**EXERCISE AIM**
Filter the entries down to the lines holding "processedProfiles", then copy those lines.

--- RECORDS SUPPLIED ---

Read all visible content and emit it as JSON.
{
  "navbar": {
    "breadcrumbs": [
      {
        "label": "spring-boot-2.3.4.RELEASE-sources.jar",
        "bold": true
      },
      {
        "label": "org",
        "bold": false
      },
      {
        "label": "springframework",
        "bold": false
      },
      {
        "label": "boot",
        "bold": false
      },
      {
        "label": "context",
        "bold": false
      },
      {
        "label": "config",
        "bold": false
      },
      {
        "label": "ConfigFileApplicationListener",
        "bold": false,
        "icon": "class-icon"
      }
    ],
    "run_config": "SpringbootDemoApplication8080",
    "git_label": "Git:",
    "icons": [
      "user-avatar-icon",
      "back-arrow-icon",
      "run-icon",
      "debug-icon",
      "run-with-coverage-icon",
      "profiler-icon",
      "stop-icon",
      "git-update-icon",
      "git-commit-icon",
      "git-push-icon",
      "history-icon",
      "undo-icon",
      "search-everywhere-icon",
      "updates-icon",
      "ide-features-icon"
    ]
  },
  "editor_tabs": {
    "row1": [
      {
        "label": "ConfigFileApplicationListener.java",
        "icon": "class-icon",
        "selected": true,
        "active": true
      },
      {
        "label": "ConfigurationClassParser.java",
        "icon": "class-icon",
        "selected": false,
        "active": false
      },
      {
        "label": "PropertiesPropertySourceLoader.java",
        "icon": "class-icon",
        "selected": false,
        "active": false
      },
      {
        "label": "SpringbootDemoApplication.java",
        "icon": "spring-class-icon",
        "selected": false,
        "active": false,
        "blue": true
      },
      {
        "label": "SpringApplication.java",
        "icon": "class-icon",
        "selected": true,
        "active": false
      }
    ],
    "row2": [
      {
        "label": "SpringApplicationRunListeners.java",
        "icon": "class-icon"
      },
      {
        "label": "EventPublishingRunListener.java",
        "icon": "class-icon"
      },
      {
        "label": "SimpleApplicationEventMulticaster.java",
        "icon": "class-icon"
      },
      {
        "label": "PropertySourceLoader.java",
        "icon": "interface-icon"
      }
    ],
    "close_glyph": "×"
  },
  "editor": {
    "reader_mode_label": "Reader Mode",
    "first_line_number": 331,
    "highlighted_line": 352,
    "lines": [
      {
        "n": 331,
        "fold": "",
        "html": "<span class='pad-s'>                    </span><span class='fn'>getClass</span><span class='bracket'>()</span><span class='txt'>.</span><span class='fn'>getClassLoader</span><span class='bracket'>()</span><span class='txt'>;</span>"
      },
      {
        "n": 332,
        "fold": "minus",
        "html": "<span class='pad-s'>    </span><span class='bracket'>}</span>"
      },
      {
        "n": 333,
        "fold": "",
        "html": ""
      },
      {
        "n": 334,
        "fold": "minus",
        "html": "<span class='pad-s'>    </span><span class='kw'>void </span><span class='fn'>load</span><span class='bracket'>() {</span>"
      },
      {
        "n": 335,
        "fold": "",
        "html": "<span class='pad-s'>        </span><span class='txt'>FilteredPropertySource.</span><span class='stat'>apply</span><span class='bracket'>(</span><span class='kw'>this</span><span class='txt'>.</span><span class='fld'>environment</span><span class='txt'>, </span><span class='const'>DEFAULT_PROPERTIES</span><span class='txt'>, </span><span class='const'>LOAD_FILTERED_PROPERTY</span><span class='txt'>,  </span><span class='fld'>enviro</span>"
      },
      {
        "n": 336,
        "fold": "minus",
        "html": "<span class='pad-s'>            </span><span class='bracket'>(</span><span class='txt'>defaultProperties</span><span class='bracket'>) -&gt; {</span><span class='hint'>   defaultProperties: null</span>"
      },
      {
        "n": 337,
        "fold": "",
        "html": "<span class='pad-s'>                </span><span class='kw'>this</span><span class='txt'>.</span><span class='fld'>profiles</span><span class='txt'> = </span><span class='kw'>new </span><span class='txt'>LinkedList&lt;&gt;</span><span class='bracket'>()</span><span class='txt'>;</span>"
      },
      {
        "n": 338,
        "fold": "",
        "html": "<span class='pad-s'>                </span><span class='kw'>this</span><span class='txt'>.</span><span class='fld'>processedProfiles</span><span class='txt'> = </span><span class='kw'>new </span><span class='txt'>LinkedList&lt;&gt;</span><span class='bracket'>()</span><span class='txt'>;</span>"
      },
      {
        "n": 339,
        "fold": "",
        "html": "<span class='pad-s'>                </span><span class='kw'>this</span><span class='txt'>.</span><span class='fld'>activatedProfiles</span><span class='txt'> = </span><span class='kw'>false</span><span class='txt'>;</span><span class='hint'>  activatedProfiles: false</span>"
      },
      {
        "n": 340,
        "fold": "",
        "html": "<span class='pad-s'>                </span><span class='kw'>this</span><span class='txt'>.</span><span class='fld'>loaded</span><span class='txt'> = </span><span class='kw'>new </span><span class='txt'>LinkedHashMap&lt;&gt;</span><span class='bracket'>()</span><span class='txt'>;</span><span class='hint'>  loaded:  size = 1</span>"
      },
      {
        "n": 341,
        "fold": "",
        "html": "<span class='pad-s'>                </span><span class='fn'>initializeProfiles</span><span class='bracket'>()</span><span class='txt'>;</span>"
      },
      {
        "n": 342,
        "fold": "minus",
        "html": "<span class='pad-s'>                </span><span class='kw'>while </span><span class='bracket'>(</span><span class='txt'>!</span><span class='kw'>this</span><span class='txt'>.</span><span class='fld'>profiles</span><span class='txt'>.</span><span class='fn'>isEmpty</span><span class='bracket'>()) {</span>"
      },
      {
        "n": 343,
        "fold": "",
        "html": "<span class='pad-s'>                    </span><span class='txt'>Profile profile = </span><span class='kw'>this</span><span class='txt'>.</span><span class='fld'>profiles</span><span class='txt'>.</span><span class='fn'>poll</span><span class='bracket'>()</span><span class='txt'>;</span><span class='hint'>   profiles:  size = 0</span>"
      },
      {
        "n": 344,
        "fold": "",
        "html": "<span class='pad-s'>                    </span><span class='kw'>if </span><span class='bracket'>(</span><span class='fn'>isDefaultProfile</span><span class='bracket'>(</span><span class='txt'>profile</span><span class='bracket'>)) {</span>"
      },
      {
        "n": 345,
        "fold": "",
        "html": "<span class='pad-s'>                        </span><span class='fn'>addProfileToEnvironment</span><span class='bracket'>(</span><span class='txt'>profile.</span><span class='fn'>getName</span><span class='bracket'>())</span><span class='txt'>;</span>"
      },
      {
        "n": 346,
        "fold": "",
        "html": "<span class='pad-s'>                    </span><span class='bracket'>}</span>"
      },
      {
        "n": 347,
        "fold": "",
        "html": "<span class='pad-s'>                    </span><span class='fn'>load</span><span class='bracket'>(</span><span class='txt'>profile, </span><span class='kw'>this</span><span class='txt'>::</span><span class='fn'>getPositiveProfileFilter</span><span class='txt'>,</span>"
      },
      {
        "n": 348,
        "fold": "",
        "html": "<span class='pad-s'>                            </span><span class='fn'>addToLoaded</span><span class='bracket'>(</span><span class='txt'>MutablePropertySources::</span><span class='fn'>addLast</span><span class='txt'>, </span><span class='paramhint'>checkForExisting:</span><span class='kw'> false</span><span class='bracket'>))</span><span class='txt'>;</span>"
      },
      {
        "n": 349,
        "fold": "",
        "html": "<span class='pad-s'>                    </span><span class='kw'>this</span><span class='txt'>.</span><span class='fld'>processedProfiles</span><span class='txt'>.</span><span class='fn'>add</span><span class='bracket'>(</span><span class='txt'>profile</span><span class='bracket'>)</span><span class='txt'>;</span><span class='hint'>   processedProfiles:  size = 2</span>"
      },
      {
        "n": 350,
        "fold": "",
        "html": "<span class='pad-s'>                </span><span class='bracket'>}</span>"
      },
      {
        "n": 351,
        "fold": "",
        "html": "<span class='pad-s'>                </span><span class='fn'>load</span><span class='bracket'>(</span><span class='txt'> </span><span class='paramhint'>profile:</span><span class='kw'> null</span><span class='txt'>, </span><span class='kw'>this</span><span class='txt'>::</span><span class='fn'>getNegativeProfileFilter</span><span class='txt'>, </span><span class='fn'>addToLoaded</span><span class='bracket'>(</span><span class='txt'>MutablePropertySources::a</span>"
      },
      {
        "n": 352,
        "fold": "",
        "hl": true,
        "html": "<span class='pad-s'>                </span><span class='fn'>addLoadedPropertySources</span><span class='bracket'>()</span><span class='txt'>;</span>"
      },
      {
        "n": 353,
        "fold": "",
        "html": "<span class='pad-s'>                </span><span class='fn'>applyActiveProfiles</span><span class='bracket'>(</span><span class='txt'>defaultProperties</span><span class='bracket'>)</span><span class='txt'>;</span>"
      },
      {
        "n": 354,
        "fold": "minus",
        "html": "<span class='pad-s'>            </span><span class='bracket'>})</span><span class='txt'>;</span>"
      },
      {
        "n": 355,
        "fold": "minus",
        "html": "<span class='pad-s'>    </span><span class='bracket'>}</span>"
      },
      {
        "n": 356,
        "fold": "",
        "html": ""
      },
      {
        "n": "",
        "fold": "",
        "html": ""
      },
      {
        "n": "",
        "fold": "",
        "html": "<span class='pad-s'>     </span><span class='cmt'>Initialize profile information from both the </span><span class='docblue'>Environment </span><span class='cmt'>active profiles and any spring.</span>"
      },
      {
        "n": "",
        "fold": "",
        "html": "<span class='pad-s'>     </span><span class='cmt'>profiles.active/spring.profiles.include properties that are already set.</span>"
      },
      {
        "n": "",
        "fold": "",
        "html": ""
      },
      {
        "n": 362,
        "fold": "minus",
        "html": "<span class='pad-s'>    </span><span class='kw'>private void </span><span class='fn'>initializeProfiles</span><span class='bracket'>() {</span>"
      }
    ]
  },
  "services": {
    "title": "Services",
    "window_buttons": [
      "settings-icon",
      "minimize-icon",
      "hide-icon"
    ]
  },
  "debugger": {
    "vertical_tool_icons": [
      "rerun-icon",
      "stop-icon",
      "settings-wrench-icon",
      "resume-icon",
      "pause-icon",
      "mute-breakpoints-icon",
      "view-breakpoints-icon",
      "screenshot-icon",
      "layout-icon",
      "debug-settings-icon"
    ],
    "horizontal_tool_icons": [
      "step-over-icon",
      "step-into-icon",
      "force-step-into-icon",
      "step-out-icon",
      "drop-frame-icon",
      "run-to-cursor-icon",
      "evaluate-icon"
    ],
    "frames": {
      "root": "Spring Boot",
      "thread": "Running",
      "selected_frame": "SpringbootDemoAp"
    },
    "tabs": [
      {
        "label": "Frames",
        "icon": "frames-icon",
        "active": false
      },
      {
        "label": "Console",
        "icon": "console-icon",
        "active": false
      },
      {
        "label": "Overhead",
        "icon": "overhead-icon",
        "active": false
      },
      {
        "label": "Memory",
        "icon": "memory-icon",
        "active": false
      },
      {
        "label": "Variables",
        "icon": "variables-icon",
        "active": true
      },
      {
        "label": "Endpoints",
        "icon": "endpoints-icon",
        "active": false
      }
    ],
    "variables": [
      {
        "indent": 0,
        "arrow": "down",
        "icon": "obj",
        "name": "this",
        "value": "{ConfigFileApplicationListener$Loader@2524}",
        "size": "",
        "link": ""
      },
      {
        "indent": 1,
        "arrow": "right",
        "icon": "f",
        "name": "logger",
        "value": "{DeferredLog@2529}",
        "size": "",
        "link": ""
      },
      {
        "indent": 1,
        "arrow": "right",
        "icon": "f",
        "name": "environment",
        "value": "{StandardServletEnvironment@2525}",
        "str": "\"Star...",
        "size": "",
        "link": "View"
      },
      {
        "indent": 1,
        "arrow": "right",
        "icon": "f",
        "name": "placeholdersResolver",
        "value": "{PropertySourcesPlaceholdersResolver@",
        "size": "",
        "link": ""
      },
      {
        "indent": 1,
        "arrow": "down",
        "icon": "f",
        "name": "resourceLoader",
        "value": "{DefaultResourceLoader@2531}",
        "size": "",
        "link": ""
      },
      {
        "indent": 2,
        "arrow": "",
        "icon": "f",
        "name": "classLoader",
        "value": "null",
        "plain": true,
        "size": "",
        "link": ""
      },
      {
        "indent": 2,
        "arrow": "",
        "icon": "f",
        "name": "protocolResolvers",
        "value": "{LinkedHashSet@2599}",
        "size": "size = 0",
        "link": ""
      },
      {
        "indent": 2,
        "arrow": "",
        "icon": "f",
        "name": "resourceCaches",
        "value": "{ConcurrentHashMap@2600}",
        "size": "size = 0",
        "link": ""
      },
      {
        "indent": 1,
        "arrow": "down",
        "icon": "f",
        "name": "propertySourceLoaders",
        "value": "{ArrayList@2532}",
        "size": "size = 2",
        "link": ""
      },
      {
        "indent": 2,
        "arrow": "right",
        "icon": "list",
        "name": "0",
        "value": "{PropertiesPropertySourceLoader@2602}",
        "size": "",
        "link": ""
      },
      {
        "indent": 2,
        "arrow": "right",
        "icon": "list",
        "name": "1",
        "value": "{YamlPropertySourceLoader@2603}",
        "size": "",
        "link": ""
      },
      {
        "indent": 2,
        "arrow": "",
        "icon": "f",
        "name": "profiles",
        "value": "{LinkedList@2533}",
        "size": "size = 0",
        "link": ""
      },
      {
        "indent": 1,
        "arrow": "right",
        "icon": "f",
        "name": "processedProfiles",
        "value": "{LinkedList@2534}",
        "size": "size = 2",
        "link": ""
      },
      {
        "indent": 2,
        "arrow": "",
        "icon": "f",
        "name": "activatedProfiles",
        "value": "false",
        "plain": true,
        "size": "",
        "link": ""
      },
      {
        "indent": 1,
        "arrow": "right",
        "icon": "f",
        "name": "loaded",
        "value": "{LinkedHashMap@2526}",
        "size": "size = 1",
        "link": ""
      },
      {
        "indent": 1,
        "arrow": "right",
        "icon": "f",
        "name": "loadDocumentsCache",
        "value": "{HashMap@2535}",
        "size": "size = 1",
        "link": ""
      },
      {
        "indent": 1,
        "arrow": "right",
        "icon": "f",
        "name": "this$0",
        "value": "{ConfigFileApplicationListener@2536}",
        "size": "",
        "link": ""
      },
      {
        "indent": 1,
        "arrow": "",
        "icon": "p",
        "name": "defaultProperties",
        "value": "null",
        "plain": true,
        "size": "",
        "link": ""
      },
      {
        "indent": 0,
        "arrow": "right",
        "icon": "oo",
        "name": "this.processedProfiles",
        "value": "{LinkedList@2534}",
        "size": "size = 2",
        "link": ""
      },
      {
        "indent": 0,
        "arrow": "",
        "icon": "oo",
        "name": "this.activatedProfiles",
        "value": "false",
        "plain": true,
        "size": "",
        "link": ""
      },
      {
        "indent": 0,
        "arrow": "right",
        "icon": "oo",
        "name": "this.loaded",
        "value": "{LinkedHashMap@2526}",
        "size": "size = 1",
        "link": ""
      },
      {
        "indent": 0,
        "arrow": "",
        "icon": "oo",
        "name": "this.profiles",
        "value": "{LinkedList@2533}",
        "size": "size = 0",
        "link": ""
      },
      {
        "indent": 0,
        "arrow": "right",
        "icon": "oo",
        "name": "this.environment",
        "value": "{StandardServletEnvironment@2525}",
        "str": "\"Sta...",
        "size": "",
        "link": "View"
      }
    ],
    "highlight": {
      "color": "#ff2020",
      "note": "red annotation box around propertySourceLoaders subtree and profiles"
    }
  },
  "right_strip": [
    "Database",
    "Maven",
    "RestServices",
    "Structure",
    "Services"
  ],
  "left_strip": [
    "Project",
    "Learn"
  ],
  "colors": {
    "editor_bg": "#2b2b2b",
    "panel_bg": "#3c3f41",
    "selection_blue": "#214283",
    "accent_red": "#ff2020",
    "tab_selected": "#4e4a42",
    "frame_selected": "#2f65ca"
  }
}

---

**THE ANSWER**
        "html": "<span class='pad-s'>                </span><span class='kw'>this</span><span class='txt'>.</span><span class='fld'>processedProfiles</span><span class='txt'> = </span><span class='kw'>new </span><span class='txt'>LinkedList&lt;&gt;</span><span class='bracket'>()</span><span class='txt'>;</span>"
        "html": "<span class='pad-s'>                    </span><span class='kw'>this</span><span class='txt'>.</span><span class='fld'>processedProfiles</span><span class='txt'>.</span><span class='fn'>add</span><span class='bracket'>(</span><span class='txt'>profile</span><span class='bracket'>)</span><span class='txt'>;</span><span class='hint'>   processedProfiles:  size = 2</span>"
        "name": "processedProfiles",
        "name": "this.processedProfiles",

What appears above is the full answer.